→ Try it
Quote precisely the final stretch of the listing: start at the line containing "Parse this screenshot: output" and stop after the last line.

→ Data for review
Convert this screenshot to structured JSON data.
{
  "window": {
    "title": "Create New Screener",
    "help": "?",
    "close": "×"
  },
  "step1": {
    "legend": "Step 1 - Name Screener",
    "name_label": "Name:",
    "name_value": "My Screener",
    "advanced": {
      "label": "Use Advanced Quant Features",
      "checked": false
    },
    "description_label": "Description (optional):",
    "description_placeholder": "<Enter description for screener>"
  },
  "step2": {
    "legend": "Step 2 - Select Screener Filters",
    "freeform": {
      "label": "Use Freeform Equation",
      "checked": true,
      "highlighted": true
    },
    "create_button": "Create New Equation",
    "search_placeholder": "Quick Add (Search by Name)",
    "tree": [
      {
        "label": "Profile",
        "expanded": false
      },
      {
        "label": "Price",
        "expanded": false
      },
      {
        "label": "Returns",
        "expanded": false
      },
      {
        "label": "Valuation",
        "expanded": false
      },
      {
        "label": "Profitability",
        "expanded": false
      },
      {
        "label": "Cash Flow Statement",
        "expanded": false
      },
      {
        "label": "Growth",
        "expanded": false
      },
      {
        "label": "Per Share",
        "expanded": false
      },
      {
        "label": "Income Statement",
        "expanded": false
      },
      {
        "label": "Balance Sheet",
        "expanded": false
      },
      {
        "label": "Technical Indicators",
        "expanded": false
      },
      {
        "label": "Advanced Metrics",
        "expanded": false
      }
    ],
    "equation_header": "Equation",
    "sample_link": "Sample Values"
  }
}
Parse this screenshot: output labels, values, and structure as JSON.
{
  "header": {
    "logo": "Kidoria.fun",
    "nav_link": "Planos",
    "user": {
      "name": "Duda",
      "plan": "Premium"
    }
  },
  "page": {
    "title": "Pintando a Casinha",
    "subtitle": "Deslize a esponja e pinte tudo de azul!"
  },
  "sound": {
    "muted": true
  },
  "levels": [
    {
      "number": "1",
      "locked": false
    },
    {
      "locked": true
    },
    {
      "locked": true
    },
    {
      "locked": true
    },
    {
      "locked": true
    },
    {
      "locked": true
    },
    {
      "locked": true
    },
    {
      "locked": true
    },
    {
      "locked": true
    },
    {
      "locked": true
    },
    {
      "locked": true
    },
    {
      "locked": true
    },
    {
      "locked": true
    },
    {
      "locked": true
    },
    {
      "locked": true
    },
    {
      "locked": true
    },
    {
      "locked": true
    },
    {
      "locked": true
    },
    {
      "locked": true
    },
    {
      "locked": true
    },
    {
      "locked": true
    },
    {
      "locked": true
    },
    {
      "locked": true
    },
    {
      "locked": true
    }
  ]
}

→ Written answer
Parse this screenshot: output labels, values, and structure as JSON.
{
  "header": {
    "logo": "Kidoria.fun",
    "nav_link": "Planos",
    "user": {
      "name": "Duda",
      "plan": "Premium"
    }
  },
  "page": {
    "title": "Pintando a Casinha",
    "subtitle": "Deslize a esponja e pinte tudo de azul!"
  },
  "sound": {
    "muted": true
  },
  "levels": [
    {
      "number": "1",
      "locked": false
    },
    {
      "locked": true
    },
    {
      "locked": true
    },
    {
      "locked": true
    },
    {
      "locked": true
    },
    {
      "locked": true
    },
    {
      "locked": true
    },
    {
      "locked": true
    },
    {
      "locked": true
    },
    {
      "locked": true
    },
    {
      "locked": true
    },
    {
      "locked": true
    },
    {
      "locked": true
    },
    {
      "locked": true
    },
    {
      "locked": true
    },
    {
      "locked": true
    },
    {
      "locked": true
    },
    {
      "locked": true
    },
    {
      "locked": true
    },
    {
      "locked": true
    },
    {
      "locked": true
    },
    {
      "locked": true
    },
    {
      "locked": true
    },
    {
      "locked": true
    }
  ]
}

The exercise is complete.